The Coffee Roasting Process
In the first stage of roasting, coffee dries, losing its water content in the form of steam. At this stage, it smells vegetal, leading through the yellowing stage to the most exciting part: First Crack! This is when you might wonder if some corn kernels slipped into the roaster drum, as audible “pops” sound. First Crack is where many lighter-roasted coffees are dropped into the cooling tray of the roaster, maximizing organic acids and resulting in bright, articulate coffees.
Just before First Crack, caramelization of the natural sugars in the bean begins, a process which continues during the development stage. Through careful heat application during, roasters can balance the browning of sugars with the brightness of organic acids, creating a delicate, complex dance between caramel and fruit.

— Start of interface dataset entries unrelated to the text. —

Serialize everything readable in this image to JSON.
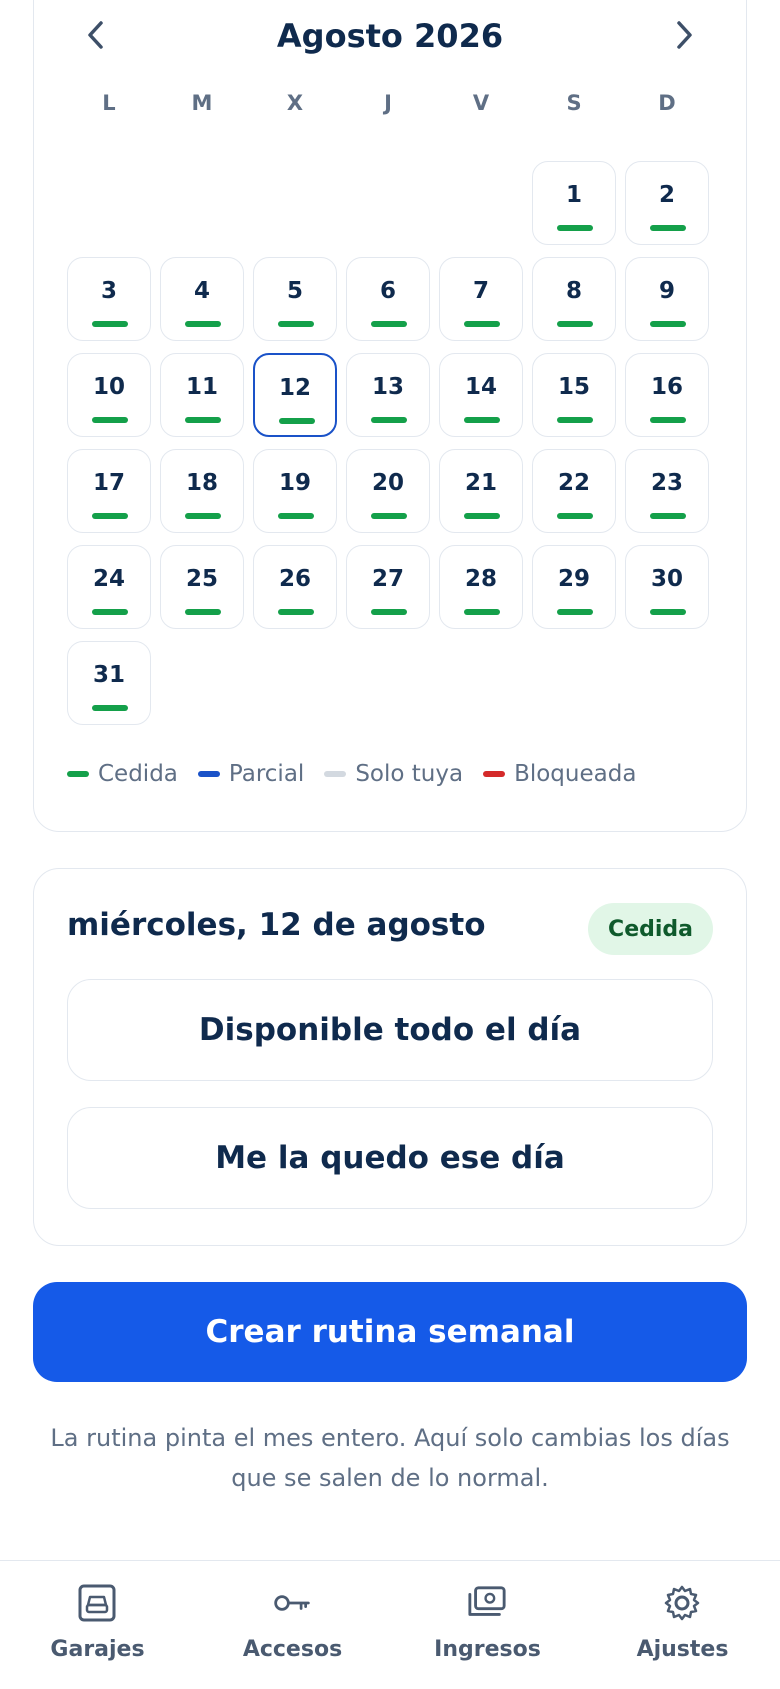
{
  "calendar": {
    "month_title": "Agosto 2026",
    "weekdays": [
      "L",
      "M",
      "X",
      "J",
      "V",
      "S",
      "D"
    ],
    "first_weekday_index": 5,
    "days_in_month": 31,
    "selected_day": 12,
    "day_status": "cedida",
    "status_colors": {
      "cedida": "#14a04a",
      "parcial": "#1a52c8",
      "solo_tuya": "#d3d9e0",
      "bloqueada": "#d42a2a"
    },
    "legend": [
      {
        "label": "Cedida",
        "color": "#14a04a"
      },
      {
        "label": "Parcial",
        "color": "#1a52c8"
      },
      {
        "label": "Solo tuya",
        "color": "#d3d9e0"
      },
      {
        "label": "Bloqueada",
        "color": "#d42a2a"
      }
    ]
  },
  "detail": {
    "date_label": "miércoles, 12 de agosto",
    "status_badge": "Cedida",
    "option_all_day": "Disponible todo el día",
    "option_keep": "Me la quedo ese día"
  },
  "actions": {
    "create_routine": "Crear rutina semanal",
    "hint": "La rutina pinta el mes entero. Aquí solo cambias los días que se salen de lo normal."
  },
  "tabbar": {
    "items": [
      {
        "label": "Garajes",
        "icon": "garage-icon"
      },
      {
        "label": "Accesos",
        "icon": "key-icon"
      },
      {
        "label": "Ingresos",
        "icon": "cash-icon"
      },
      {
        "label": "Ajustes",
        "icon": "gear-icon"
      }
    ]
  },
  "colors": {
    "accent": "#155ae8",
    "text": "#0f2a4d",
    "muted": "#5f6f85",
    "badge_bg": "#e1f6e7"
  }
}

And then, along comes Second Crack. At this point in the roasting process, the coffee's cellular structure is breaking down and the roaster begins to impart smokiness to the bean. Coffee dropped at this stage can be magical, with dark chocolate and fruits balanced with a bitterness ranging from cocoa to carbon. Beyond this point is the historic "French Roast" development, visually identified by the sheen of coffee oil on the outside of the bean. Past this point the coffee rapidly becomes carbonized and often nasty. You won't see any coffees past this stage on Crema.co!